f(x) = ln(x-3) - ln(2-x)
x-3>0 and 2-x>0
x>3 and x<2
Domain of f(x) is the empty set
Thus, f(x) is not a function!
My mind began to spin. Is it true that a function must have a non-empty domain? Could this f(x) be an example of a degenerate function?

I searched the definition of a function in mutiple texts, but none mentioned the possibility of an empty domain. I discussed the idea with other math teachers, and all first said "no, it is not a function" and later called me to recant their statement.

The ideas of several math teachers combined to produce this argument as to why f(x) has to be a function:

Suppose f(x) is not a function. Define g(x) = ln(x-3) + ln(2-x), which would not be a function for the same reason (i.e. empty domain). Then consider f(x) + g(x) = 2 ln(x-3), which is a function. So, our assumption about f(x) and g(x) must be wrong... otherwise something has been magically created out of nothing....but wait, isn't this the same as using two "untrue" algebraic statements to "falsely" create a "true" algebraic statement?
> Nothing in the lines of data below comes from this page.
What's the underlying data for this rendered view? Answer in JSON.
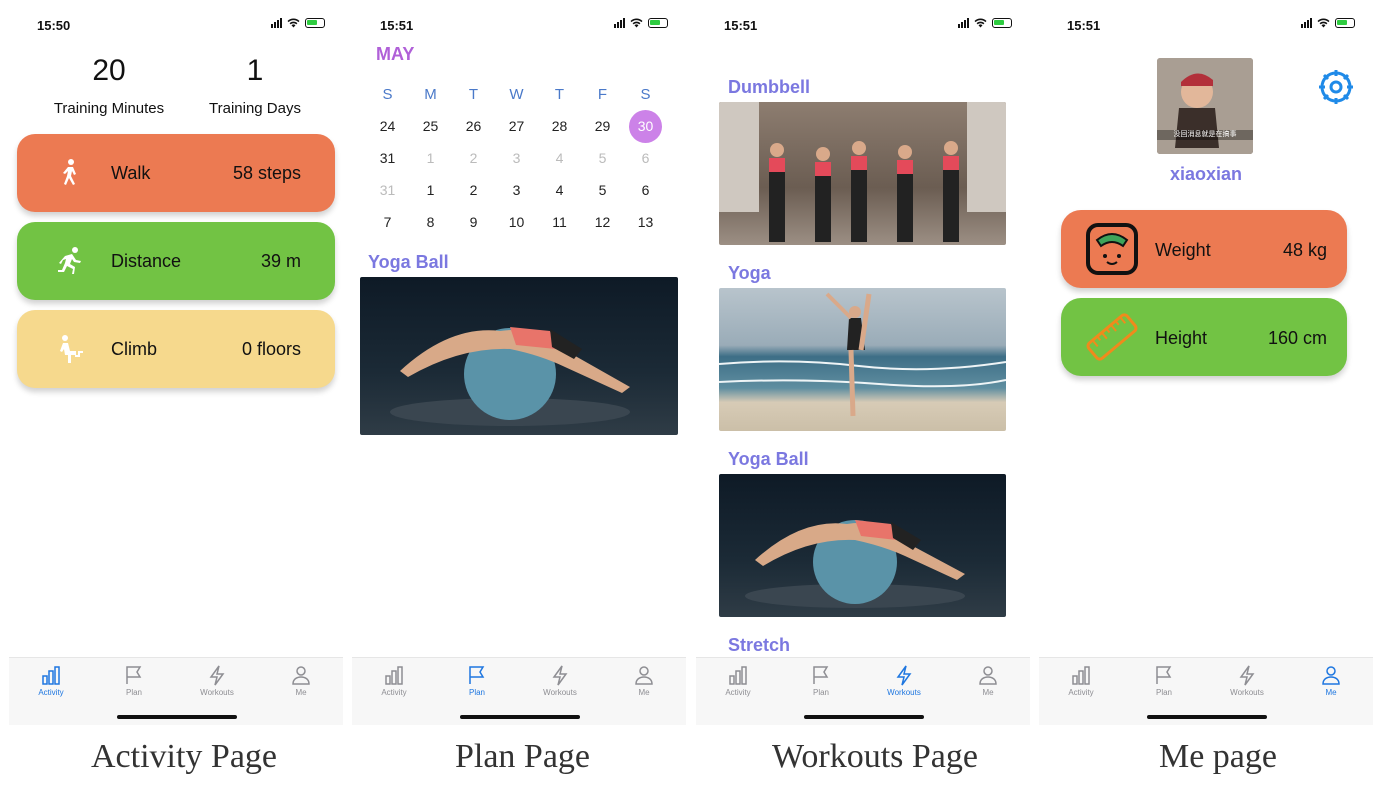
{
  "colors": {
    "walk": "#ec7a52",
    "distance": "#72c344",
    "climb": "#f6d98d",
    "accent": "#7b78e0",
    "tab_active": "#1f77e0",
    "selected_day": "#cc82e8"
  },
  "tabs": [
    "Activity",
    "Plan",
    "Workouts",
    "Me"
  ],
  "panels": {
    "activity": {
      "time": "15:50",
      "training_minutes_value": "20",
      "training_minutes_label": "Training Minutes",
      "training_days_value": "1",
      "training_days_label": "Training Days",
      "cards": [
        {
          "label": "Walk",
          "value": "58 steps",
          "icon": "walk-icon"
        },
        {
          "label": "Distance",
          "value": "39 m",
          "icon": "run-icon"
        },
        {
          "label": "Climb",
          "value": "0 floors",
          "icon": "climb-icon"
        }
      ],
      "caption": "Activity Page"
    },
    "plan": {
      "time": "15:51",
      "month": "MAY",
      "weekdays": [
        "S",
        "M",
        "T",
        "W",
        "T",
        "F",
        "S"
      ],
      "weeks": [
        [
          "24",
          "25",
          "26",
          "27",
          "28",
          "29",
          "30"
        ],
        [
          "31",
          "1",
          "2",
          "3",
          "4",
          "5",
          "6"
        ],
        [
          "31",
          "1",
          "2",
          "3",
          "4",
          "5",
          "6"
        ],
        [
          "7",
          "8",
          "9",
          "10",
          "11",
          "12",
          "13"
        ]
      ],
      "selected": "30",
      "section": "Yoga Ball",
      "caption": "Plan Page"
    },
    "workouts": {
      "time": "15:51",
      "sections": [
        "Dumbbell",
        "Yoga",
        "Yoga Ball",
        "Stretch"
      ],
      "caption": "Workouts Page"
    },
    "me": {
      "time": "15:51",
      "username": "xiaoxian",
      "avatar_text": "没回消息就是在搞事",
      "cards": [
        {
          "label": "Weight",
          "value": "48 kg",
          "icon": "scale-icon"
        },
        {
          "label": "Height",
          "value": "160 cm",
          "icon": "ruler-icon"
        }
      ],
      "caption": "Me page"
    }
  }
}
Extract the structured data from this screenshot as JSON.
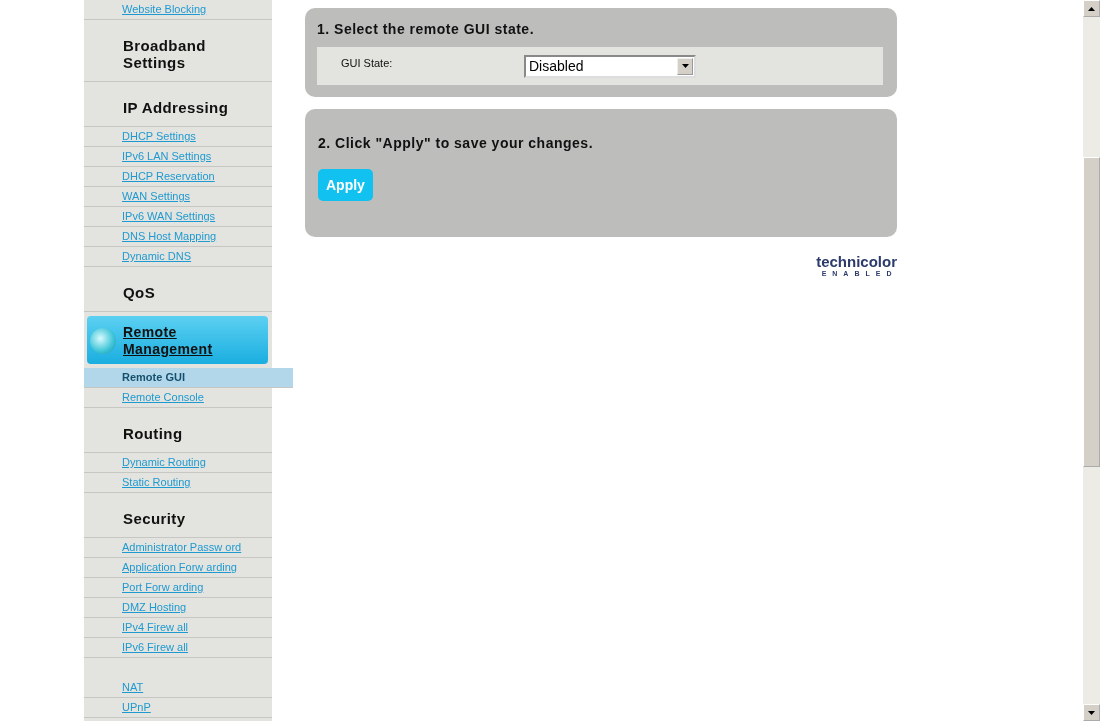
{
  "sidebar": {
    "groups": [
      {
        "links": [
          {
            "label": "Website Blocking",
            "selected": false
          }
        ]
      },
      {
        "title": "Broadband Settings",
        "selected": false
      },
      {
        "title": "IP Addressing",
        "selected": false,
        "links": [
          {
            "label": "DHCP Settings",
            "selected": false
          },
          {
            "label": "IPv6 LAN Settings",
            "selected": false
          },
          {
            "label": "DHCP Reservation",
            "selected": false
          },
          {
            "label": "WAN Settings",
            "selected": false
          },
          {
            "label": "IPv6 WAN Settings",
            "selected": false
          },
          {
            "label": "DNS Host Mapping",
            "selected": false
          },
          {
            "label": "Dynamic DNS",
            "selected": false
          }
        ]
      },
      {
        "title": "QoS",
        "selected": false
      },
      {
        "title": "Remote Management",
        "selected": true,
        "links": [
          {
            "label": "Remote GUI",
            "selected": true
          },
          {
            "label": "Remote Console",
            "selected": false
          }
        ]
      },
      {
        "title": "Routing",
        "selected": false,
        "links": [
          {
            "label": "Dynamic Routing",
            "selected": false
          },
          {
            "label": "Static Routing",
            "selected": false
          }
        ]
      },
      {
        "title": "Security",
        "selected": false,
        "links": [
          {
            "label": "Administrator Passw ord",
            "selected": false
          },
          {
            "label": "Application Forw arding",
            "selected": false
          },
          {
            "label": "Port Forw arding",
            "selected": false
          },
          {
            "label": "DMZ Hosting",
            "selected": false
          },
          {
            "label": "IPv4 Firew all",
            "selected": false
          },
          {
            "label": "IPv6 Firew all",
            "selected": false
          }
        ]
      },
      {
        "links": [
          {
            "label": "NAT",
            "selected": false
          },
          {
            "label": "UPnP",
            "selected": false
          }
        ]
      }
    ]
  },
  "steps": [
    {
      "kind": "field",
      "title": "1. Select the remote GUI state.",
      "field": {
        "label": "GUI State:",
        "value": "Disabled"
      }
    },
    {
      "kind": "button",
      "title": "2. Click \"Apply\" to save your changes.",
      "button": "Apply"
    }
  ],
  "logo": {
    "name": "technicolor",
    "tagline": "ENABLED"
  }
}
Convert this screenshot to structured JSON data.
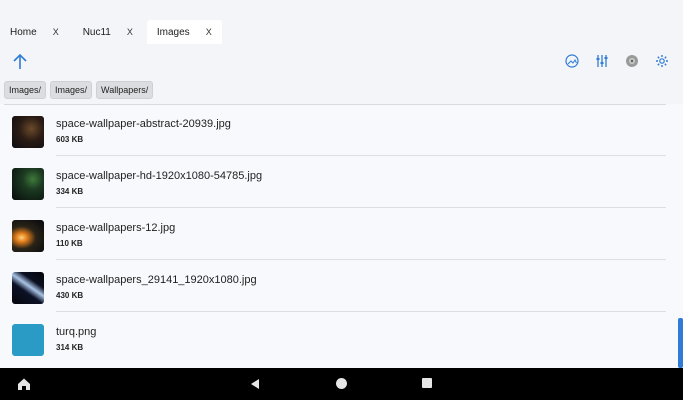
{
  "tabs": [
    {
      "label": "Home",
      "close": "X"
    },
    {
      "label": "Nuc11",
      "close": "X"
    },
    {
      "label": "Images",
      "close": "X"
    }
  ],
  "toolbar": {
    "up_icon": "arrow-up-icon",
    "icons": [
      "image-icon",
      "sliders-icon",
      "disc-icon",
      "gear-icon"
    ]
  },
  "breadcrumb": [
    "Images/",
    "Images/",
    "Wallpapers/"
  ],
  "files": [
    {
      "name": "space-wallpaper-abstract-20939.jpg",
      "size": "603 KB",
      "thumb": "dark-nebula"
    },
    {
      "name": "space-wallpaper-hd-1920x1080-54785.jpg",
      "size": "334 KB",
      "thumb": "green-planet"
    },
    {
      "name": "space-wallpapers-12.jpg",
      "size": "110 KB",
      "thumb": "sunrise-planet"
    },
    {
      "name": "space-wallpapers_29141_1920x1080.jpg",
      "size": "430 KB",
      "thumb": "comet"
    },
    {
      "name": "turq.png",
      "size": "314 KB",
      "thumb": "turquoise"
    }
  ],
  "scrollbar": {
    "position_fraction": 0.81
  },
  "colors": {
    "accent": "#2f7bd6",
    "background": "#f3f5f8",
    "nav_bar": "#000000"
  },
  "nav": {
    "home_icon": "home-icon",
    "back_icon": "back-triangle-icon",
    "home_circle_icon": "circle-icon",
    "recents_icon": "square-icon"
  }
}
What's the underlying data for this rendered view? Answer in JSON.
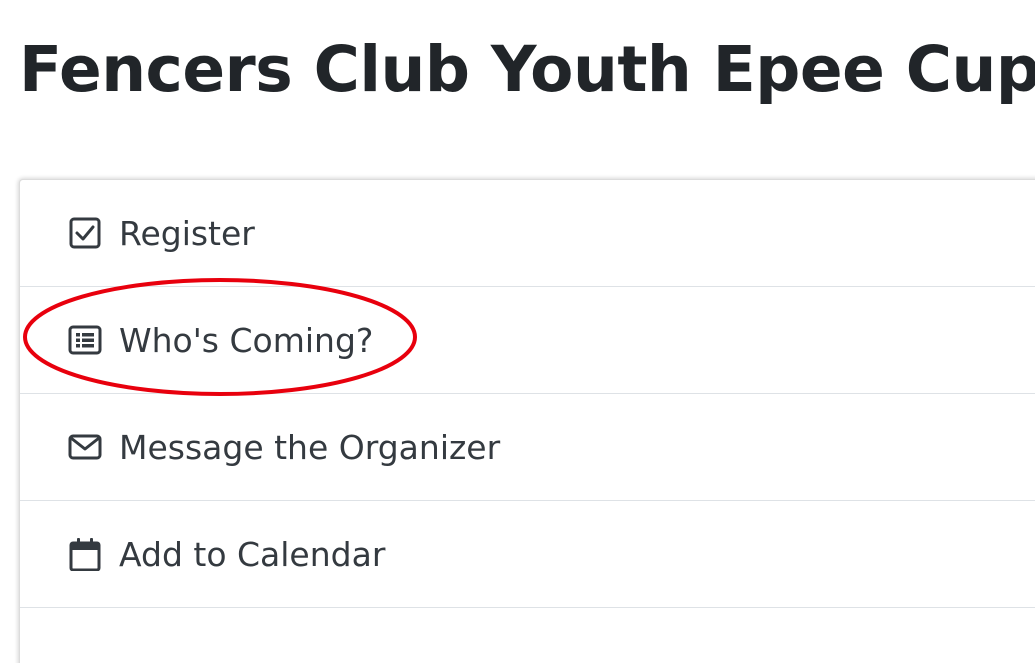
{
  "page": {
    "title": "Fencers Club Youth Epee Cup"
  },
  "menu": {
    "items": [
      {
        "label": "Register",
        "icon": "checkbox-checked-icon"
      },
      {
        "label": "Who's Coming?",
        "icon": "list-icon"
      },
      {
        "label": "Message the Organizer",
        "icon": "envelope-icon"
      },
      {
        "label": "Add to Calendar",
        "icon": "calendar-icon"
      }
    ]
  },
  "annotation": {
    "highlighted_item": "Who's Coming?",
    "color": "#e8000d"
  },
  "colors": {
    "text": "#212529",
    "item_text": "#343a40",
    "divider": "#dee2e6",
    "highlight": "#e8000d"
  }
}
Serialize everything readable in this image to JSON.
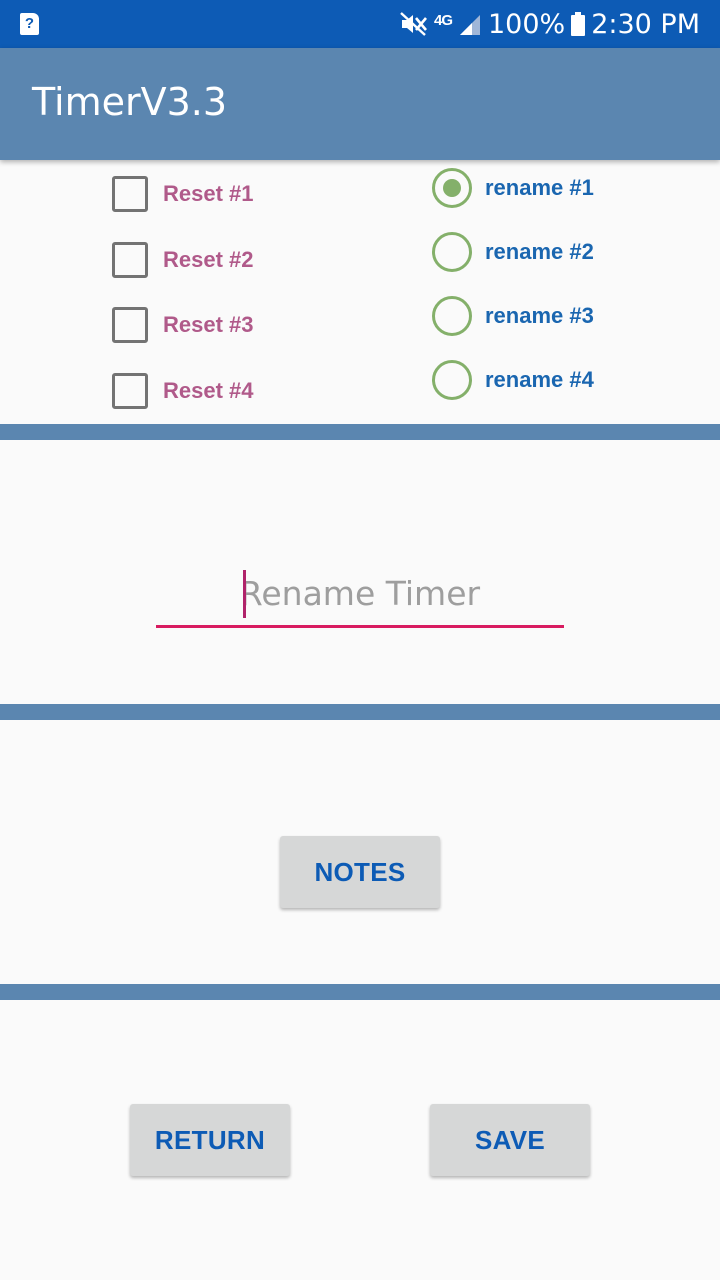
{
  "status_bar": {
    "network": "4G",
    "battery": "100%",
    "time": "2:30 PM"
  },
  "app_bar": {
    "title": "TimerV3.3"
  },
  "reset_checkboxes": [
    {
      "label": "Reset #1",
      "checked": false
    },
    {
      "label": "Reset #2",
      "checked": false
    },
    {
      "label": "Reset #3",
      "checked": false
    },
    {
      "label": "Reset #4",
      "checked": false
    }
  ],
  "rename_radios": [
    {
      "label": "rename #1",
      "selected": true
    },
    {
      "label": "rename #2",
      "selected": false
    },
    {
      "label": "rename #3",
      "selected": false
    },
    {
      "label": "rename #4",
      "selected": false
    }
  ],
  "rename_field": {
    "value": "",
    "placeholder": "Rename Timer"
  },
  "buttons": {
    "notes": "NOTES",
    "return": "RETURN",
    "save": "SAVE"
  },
  "colors": {
    "status_bar": "#0d5bb5",
    "app_bar": "#5b86b0",
    "checkbox_label": "#b05a8a",
    "radio_accent": "#84b06a",
    "radio_label": "#1a66b0",
    "field_underline": "#d81b60",
    "button_text": "#0d5bb5",
    "button_bg": "#d6d7d7"
  }
}
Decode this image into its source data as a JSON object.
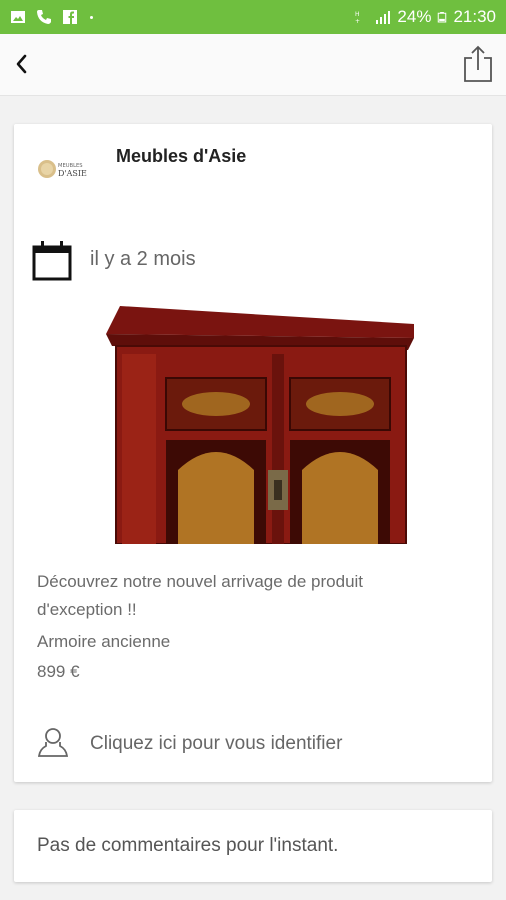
{
  "status_bar": {
    "battery": "24%",
    "time": "21:30",
    "icons": [
      "image-icon",
      "phone-icon",
      "facebook-icon",
      "signal-icon",
      "battery-icon"
    ]
  },
  "app_bar": {
    "back_icon": "chevron-left-icon",
    "share_icon": "share-icon"
  },
  "post": {
    "author": "Meubles d'Asie",
    "logo_text_top": "MEUBLES",
    "logo_text_bottom": "D'ASIE",
    "date": "il y a 2 mois",
    "description_line1": "Découvrez notre nouvel arrivage de produit",
    "description_line2": "d'exception !!",
    "product_name": "Armoire ancienne",
    "price": "899 €",
    "login_prompt": "Cliquez ici pour vous identifier"
  },
  "comments": {
    "empty_text": "Pas de commentaires pour l'instant."
  },
  "colors": {
    "status_bar": "#6fbf3f",
    "cabinet_red": "#8a1a12"
  }
}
So back to the drawing boards.....I welcome anyone's "proofs"....
Oh, by the way, the function f(x) is also 1-1 and onto....but the jury is still out as to whether or not it is differentiable (i.e. applying the definition is similar to looking for unicorns).